"In the late 1960s, in the aftermath of the Watts Uprising and against the backdrop of the continuing Civil Rights Movement and Vietnam, a group of African and African-American students entered the UCLA School of Theater, Film and Television as part of an initiative designed to be responsive to communities of color. Now referred to as the 'L.A. Rebellion,' these mostly unheralded artists created a unique cinematic landscape, as over the course of two decades, students arrived, mentored one another and passed the torch to the next group."
(UCLA Film & TV Archive)

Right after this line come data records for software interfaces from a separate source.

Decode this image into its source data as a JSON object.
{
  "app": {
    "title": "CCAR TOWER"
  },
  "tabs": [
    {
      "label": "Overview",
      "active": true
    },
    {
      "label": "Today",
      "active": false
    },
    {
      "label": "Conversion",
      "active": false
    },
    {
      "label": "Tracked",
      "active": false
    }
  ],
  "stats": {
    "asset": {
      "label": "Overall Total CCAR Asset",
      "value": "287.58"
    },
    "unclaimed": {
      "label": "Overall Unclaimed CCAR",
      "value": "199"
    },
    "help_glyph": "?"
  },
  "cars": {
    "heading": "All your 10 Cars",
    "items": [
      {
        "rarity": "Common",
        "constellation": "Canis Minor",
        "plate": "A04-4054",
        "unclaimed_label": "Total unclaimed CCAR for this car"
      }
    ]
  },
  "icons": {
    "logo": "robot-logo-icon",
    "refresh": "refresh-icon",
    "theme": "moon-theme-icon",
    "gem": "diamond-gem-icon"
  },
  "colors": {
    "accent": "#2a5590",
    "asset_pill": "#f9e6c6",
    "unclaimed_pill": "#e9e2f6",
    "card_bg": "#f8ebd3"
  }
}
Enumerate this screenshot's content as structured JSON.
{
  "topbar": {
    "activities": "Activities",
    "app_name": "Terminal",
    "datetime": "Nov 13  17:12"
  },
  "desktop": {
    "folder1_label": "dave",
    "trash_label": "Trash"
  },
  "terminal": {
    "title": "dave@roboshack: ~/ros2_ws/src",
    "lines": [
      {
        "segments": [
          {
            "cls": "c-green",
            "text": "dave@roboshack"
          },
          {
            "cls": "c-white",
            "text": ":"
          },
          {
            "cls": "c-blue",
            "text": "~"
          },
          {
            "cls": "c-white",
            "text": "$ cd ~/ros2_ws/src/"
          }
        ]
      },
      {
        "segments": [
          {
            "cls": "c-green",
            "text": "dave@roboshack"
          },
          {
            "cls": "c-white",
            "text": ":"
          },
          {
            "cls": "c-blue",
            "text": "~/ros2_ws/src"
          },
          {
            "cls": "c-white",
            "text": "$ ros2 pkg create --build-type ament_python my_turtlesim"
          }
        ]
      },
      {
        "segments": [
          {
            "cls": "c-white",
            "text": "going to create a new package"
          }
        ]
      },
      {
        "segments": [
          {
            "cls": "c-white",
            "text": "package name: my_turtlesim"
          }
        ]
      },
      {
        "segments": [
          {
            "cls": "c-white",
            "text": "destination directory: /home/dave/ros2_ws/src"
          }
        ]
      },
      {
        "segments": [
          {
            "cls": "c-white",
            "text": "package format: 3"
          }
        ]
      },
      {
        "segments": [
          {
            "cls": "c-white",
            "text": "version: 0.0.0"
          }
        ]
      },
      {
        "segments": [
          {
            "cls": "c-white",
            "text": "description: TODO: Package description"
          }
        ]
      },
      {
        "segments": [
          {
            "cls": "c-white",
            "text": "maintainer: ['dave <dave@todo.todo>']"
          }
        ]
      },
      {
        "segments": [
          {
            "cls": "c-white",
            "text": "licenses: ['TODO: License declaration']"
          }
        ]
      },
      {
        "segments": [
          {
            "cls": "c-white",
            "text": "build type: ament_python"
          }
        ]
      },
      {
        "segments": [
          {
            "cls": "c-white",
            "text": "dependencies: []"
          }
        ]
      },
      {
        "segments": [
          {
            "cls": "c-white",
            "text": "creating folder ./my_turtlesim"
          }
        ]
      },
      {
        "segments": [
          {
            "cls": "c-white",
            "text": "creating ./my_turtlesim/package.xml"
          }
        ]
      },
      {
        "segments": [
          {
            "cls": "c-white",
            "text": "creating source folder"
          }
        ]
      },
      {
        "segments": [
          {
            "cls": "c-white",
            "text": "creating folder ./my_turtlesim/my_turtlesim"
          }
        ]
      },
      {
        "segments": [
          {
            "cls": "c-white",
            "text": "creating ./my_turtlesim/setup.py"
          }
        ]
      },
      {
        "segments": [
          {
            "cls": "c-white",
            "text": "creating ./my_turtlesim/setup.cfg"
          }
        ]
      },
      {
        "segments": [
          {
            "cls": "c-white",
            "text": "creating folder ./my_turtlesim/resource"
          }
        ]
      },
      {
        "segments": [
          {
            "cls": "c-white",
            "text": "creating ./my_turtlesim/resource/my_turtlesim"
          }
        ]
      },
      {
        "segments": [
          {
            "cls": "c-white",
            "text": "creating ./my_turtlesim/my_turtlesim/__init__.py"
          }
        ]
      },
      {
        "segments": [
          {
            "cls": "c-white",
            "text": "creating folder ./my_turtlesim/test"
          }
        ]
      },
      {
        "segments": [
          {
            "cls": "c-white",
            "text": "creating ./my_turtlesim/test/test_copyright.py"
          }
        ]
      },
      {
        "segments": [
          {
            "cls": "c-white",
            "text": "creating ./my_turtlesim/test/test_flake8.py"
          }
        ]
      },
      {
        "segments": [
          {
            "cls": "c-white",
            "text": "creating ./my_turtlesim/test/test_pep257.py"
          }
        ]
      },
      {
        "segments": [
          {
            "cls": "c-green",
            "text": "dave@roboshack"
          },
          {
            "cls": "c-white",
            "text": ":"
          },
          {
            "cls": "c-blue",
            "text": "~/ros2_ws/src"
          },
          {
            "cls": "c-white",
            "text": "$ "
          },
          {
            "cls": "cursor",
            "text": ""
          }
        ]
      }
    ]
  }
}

Out of the L.A. Rebellion group, no filmmakers took large strides towards genre film quite like Jamaa Fanaka. Before his trio of Penitentiary films, there was Emma Mae.
"A sympathetic portrait of a young Black woman from the South and her difficult adjustment to life in the big city. After the death of her mother, Emma Mae (Jerri Hayes) travels by bus from Mississippi to L.A., her rough country edges on full display. She also possesses an extraordinary ability to beat down anyone who disrespects her or those she loves. Emma Mae's proficiency in kicking ass echoes traits found in super-mama heroines populating other character-named films of this Blaxploitation era (e.g., Foxy Brown, Coffy, Cleopatra Jones), not surprising given Fanaka's (successful) aspiration to distribute this student film theatrically. But Emma Mae is not presented as an impossibly glamorous vixen. To the contrary, her plain looks and shy demeanor seem to necessitate her physical and emotional strength, particularly when dealing with those who mistakenly underestimate her. It is as if Emma Mae can tap directly into a wellspring of Black women's latent powers in order to protect and serve her own."
-Jacqueline Stewart, UCLA Film & TV Archive
Restoration courtesy of Vinegar Syndrome and the American Genre Film Archive.